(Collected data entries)
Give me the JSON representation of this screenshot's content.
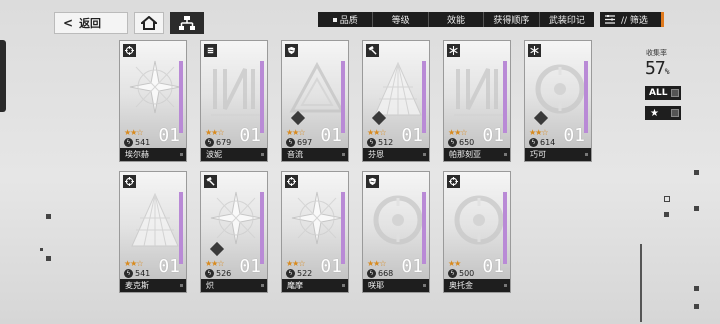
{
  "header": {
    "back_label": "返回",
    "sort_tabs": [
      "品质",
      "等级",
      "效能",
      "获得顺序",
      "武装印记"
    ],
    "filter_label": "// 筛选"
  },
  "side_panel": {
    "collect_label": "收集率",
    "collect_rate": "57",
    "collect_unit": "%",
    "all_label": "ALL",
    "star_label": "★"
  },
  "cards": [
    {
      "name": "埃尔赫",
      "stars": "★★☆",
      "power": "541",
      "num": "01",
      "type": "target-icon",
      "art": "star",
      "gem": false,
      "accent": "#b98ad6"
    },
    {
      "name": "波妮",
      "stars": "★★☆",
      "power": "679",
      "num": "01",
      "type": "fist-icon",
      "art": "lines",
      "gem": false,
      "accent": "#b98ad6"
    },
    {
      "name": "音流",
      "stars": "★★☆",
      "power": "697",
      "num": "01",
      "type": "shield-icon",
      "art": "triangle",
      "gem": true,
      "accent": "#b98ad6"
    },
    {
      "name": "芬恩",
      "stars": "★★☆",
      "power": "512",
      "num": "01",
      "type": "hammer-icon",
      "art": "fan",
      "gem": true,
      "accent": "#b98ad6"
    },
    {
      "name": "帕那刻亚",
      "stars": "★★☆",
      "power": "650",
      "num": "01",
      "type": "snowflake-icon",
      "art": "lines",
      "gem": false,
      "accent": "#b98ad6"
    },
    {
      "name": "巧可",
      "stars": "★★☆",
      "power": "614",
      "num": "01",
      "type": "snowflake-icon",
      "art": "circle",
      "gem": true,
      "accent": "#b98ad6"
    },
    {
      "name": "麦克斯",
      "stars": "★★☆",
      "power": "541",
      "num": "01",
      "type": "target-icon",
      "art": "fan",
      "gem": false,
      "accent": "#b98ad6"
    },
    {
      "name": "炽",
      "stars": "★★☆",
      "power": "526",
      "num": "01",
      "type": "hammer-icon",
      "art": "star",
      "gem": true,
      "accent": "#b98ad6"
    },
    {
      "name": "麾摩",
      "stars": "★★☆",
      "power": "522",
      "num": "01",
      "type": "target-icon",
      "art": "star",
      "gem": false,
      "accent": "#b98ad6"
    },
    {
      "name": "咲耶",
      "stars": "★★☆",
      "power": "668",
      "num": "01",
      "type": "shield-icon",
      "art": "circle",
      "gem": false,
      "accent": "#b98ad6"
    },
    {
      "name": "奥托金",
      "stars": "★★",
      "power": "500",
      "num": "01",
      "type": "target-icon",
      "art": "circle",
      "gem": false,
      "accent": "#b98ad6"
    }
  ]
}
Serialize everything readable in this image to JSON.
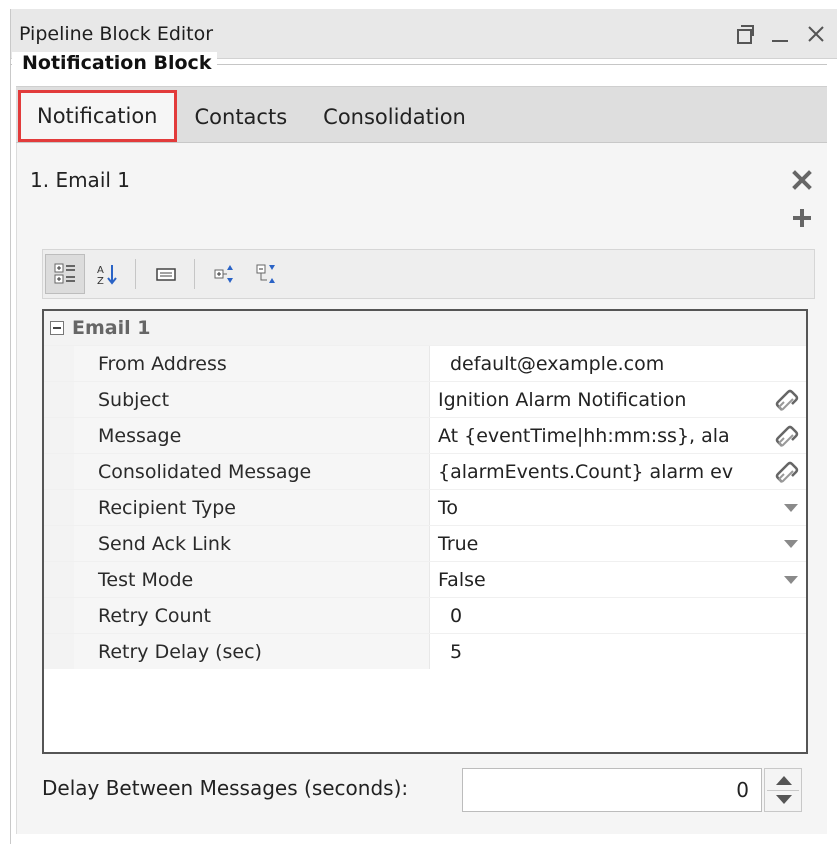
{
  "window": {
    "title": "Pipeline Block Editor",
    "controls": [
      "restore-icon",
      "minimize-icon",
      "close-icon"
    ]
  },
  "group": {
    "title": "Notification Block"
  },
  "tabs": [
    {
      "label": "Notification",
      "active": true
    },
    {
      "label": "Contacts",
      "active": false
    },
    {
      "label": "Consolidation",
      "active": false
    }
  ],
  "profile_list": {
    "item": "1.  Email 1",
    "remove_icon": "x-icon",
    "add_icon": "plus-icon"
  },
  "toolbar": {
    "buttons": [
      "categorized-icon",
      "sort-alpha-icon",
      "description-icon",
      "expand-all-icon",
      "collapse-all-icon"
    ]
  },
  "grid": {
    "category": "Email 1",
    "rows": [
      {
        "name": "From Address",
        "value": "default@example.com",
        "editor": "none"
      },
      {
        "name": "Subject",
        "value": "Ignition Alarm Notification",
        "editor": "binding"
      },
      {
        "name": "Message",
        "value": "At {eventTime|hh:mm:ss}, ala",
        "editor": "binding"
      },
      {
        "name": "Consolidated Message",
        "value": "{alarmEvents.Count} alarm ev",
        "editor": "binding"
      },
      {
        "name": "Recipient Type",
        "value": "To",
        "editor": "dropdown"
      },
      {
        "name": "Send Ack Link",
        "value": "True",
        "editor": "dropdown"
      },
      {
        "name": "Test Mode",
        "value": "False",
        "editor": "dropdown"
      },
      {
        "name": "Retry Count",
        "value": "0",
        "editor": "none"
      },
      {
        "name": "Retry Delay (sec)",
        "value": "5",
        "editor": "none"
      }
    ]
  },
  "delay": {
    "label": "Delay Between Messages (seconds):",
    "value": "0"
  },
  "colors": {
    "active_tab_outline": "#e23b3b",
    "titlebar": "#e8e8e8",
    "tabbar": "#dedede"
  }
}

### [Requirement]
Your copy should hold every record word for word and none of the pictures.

### [Solution to this exercise]
Give me the JSON representation of this screenshot's content.
{
  "header": {
    "back_label": "返回",
    "sort_tabs": [
      "品质",
      "等级",
      "效能",
      "获得顺序",
      "武装印记"
    ],
    "filter_label": "// 筛选"
  },
  "side_panel": {
    "collect_label": "收集率",
    "collect_rate": "57",
    "collect_unit": "%",
    "all_label": "ALL",
    "star_label": "★"
  },
  "cards": [
    {
      "name": "埃尔赫",
      "stars": "★★☆",
      "power": "541",
      "num": "01",
      "type": "target-icon",
      "art": "star",
      "gem": false,
      "accent": "#b98ad6"
    },
    {
      "name": "波妮",
      "stars": "★★☆",
      "power": "679",
      "num": "01",
      "type": "fist-icon",
      "art": "lines",
      "gem": false,
      "accent": "#b98ad6"
    },
    {
      "name": "音流",
      "stars": "★★☆",
      "power": "697",
      "num": "01",
      "type": "shield-icon",
      "art": "triangle",
      "gem": true,
      "accent": "#b98ad6"
    },
    {
      "name": "芬恩",
      "stars": "★★☆",
      "power": "512",
      "num": "01",
      "type": "hammer-icon",
      "art": "fan",
      "gem": true,
      "accent": "#b98ad6"
    },
    {
      "name": "帕那刻亚",
      "stars": "★★☆",
      "power": "650",
      "num": "01",
      "type": "snowflake-icon",
      "art": "lines",
      "gem": false,
      "accent": "#b98ad6"
    },
    {
      "name": "巧可",
      "stars": "★★☆",
      "power": "614",
      "num": "01",
      "type": "snowflake-icon",
      "art": "circle",
      "gem": true,
      "accent": "#b98ad6"
    },
    {
      "name": "麦克斯",
      "stars": "★★☆",
      "power": "541",
      "num": "01",
      "type": "target-icon",
      "art": "fan",
      "gem": false,
      "accent": "#b98ad6"
    },
    {
      "name": "炽",
      "stars": "★★☆",
      "power": "526",
      "num": "01",
      "type": "hammer-icon",
      "art": "star",
      "gem": true,
      "accent": "#b98ad6"
    },
    {
      "name": "麾摩",
      "stars": "★★☆",
      "power": "522",
      "num": "01",
      "type": "target-icon",
      "art": "star",
      "gem": false,
      "accent": "#b98ad6"
    },
    {
      "name": "咲耶",
      "stars": "★★☆",
      "power": "668",
      "num": "01",
      "type": "shield-icon",
      "art": "circle",
      "gem": false,
      "accent": "#b98ad6"
    },
    {
      "name": "奥托金",
      "stars": "★★",
      "power": "500",
      "num": "01",
      "type": "target-icon",
      "art": "circle",
      "gem": false,
      "accent": "#b98ad6"
    }
  ]
}
Serialize everything readable in this image to JSON.
{
  "window": {
    "title": "Pipeline Block Editor",
    "controls": [
      "restore-icon",
      "minimize-icon",
      "close-icon"
    ]
  },
  "group": {
    "title": "Notification Block"
  },
  "tabs": [
    {
      "label": "Notification",
      "active": true
    },
    {
      "label": "Contacts",
      "active": false
    },
    {
      "label": "Consolidation",
      "active": false
    }
  ],
  "profile_list": {
    "item": "1.  Email 1",
    "remove_icon": "x-icon",
    "add_icon": "plus-icon"
  },
  "toolbar": {
    "buttons": [
      "categorized-icon",
      "sort-alpha-icon",
      "description-icon",
      "expand-all-icon",
      "collapse-all-icon"
    ]
  },
  "grid": {
    "category": "Email 1",
    "rows": [
      {
        "name": "From Address",
        "value": "default@example.com",
        "editor": "none"
      },
      {
        "name": "Subject",
        "value": "Ignition Alarm Notification",
        "editor": "binding"
      },
      {
        "name": "Message",
        "value": "At {eventTime|hh:mm:ss}, ala",
        "editor": "binding"
      },
      {
        "name": "Consolidated Message",
        "value": "{alarmEvents.Count} alarm ev",
        "editor": "binding"
      },
      {
        "name": "Recipient Type",
        "value": "To",
        "editor": "dropdown"
      },
      {
        "name": "Send Ack Link",
        "value": "True",
        "editor": "dropdown"
      },
      {
        "name": "Test Mode",
        "value": "False",
        "editor": "dropdown"
      },
      {
        "name": "Retry Count",
        "value": "0",
        "editor": "none"
      },
      {
        "name": "Retry Delay (sec)",
        "value": "5",
        "editor": "none"
      }
    ]
  },
  "delay": {
    "label": "Delay Between Messages (seconds):",
    "value": "0"
  },
  "colors": {
    "active_tab_outline": "#e23b3b",
    "titlebar": "#e8e8e8",
    "tabbar": "#dedede"
  }
}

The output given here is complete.